>>>
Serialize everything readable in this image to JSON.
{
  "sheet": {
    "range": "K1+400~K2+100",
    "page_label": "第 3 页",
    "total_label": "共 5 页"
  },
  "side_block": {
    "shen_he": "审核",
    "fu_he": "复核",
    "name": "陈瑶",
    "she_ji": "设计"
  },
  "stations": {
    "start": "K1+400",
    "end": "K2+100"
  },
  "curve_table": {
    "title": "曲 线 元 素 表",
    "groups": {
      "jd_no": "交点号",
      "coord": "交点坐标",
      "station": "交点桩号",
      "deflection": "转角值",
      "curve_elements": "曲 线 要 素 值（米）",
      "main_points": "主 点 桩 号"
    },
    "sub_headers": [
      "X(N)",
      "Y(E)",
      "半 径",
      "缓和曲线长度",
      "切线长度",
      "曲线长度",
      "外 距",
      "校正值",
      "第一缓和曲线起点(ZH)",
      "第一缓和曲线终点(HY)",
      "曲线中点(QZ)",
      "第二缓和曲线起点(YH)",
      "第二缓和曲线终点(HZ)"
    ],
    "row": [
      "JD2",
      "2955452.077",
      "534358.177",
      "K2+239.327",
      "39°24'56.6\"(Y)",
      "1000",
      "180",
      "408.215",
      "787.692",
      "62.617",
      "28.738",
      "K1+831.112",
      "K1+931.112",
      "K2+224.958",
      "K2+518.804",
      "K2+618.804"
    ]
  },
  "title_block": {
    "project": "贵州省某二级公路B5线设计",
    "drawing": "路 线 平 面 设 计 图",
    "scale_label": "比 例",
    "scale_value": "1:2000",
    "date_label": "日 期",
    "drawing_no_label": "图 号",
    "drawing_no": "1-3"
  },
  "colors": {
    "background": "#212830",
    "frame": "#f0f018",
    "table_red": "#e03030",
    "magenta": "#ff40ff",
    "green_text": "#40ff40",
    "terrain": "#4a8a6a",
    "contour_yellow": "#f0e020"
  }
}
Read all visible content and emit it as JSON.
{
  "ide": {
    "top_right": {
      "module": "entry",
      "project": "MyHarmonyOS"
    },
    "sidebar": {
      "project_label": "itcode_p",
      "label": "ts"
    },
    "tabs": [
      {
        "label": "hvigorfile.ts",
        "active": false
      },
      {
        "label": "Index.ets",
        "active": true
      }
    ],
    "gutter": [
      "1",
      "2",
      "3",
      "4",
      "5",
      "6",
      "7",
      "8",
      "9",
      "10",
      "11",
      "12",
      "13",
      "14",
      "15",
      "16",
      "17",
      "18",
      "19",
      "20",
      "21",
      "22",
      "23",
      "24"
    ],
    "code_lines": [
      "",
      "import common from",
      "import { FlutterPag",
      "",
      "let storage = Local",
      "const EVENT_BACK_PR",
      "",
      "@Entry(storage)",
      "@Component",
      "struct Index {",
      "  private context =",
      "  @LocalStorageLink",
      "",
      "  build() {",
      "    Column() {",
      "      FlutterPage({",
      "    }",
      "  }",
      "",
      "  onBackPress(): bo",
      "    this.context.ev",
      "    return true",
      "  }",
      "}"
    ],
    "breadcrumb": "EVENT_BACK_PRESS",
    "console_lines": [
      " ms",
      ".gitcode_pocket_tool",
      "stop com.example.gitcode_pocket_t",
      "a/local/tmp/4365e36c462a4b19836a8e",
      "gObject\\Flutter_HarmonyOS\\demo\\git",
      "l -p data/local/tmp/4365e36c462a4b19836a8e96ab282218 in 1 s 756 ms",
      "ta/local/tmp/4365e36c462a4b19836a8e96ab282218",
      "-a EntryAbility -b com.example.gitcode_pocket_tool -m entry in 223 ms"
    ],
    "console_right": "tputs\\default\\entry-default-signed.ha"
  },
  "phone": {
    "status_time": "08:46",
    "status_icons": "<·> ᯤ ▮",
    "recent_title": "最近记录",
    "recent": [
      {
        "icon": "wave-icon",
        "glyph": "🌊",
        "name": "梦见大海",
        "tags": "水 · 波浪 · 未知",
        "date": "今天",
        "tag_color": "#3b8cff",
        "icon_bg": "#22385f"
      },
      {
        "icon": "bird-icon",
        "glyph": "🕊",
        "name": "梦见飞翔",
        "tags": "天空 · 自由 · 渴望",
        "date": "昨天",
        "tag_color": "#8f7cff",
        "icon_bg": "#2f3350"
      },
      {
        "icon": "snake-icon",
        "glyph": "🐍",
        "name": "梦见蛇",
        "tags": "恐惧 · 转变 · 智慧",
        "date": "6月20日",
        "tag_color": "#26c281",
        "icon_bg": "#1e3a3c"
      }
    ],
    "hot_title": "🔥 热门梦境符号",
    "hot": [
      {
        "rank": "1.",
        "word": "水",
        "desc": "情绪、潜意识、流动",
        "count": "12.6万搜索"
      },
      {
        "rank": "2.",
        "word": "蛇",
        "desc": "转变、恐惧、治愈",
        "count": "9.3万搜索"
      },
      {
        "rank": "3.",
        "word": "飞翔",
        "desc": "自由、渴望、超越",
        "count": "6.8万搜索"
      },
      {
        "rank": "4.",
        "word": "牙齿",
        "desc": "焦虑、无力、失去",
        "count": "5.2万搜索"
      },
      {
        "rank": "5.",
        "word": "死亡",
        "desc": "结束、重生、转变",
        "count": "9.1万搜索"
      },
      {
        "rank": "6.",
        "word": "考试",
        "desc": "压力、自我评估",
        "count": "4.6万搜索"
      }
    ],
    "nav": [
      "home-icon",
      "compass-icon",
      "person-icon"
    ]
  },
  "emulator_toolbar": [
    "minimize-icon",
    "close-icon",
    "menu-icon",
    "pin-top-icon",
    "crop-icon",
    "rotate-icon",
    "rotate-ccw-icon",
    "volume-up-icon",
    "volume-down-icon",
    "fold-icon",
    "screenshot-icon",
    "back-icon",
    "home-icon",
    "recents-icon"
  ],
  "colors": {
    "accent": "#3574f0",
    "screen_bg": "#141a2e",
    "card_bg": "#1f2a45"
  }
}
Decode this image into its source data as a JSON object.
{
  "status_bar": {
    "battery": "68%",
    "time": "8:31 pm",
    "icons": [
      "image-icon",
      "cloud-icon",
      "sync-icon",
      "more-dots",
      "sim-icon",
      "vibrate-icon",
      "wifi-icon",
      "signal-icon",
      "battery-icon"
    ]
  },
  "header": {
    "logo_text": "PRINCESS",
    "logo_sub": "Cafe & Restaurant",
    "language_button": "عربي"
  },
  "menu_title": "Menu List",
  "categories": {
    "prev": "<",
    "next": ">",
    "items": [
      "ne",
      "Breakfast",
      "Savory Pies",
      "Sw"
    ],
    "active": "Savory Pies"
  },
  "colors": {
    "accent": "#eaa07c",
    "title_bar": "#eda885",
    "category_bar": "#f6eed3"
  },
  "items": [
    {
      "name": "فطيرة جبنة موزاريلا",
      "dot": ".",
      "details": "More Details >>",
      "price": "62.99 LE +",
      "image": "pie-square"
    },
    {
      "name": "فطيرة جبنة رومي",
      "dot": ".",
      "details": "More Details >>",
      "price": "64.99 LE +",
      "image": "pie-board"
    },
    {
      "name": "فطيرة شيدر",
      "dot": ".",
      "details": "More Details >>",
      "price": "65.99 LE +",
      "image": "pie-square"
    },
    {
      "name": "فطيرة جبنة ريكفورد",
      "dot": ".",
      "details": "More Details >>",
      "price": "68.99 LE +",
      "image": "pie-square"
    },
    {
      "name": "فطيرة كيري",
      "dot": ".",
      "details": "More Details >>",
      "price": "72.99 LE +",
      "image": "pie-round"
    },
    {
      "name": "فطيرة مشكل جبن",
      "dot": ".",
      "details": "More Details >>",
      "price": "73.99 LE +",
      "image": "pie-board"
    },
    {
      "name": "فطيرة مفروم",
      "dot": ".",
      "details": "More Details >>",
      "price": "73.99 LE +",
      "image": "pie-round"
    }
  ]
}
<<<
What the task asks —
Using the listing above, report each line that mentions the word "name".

The answer —
    "name": "陈瑶",
        "name": "梦见大海",
        "name": "梦见飞翔",
        "name": "梦见蛇",
      "name": "فطيرة جبنة موزاريلا",
      "name": "فطيرة جبنة رومي",
      "name": "فطيرة شيدر",
      "name": "فطيرة جبنة ريكفورد",
      "name": "فطيرة كيري",
      "name": "فطيرة مشكل جبن",
      "name": "فطيرة مفروم",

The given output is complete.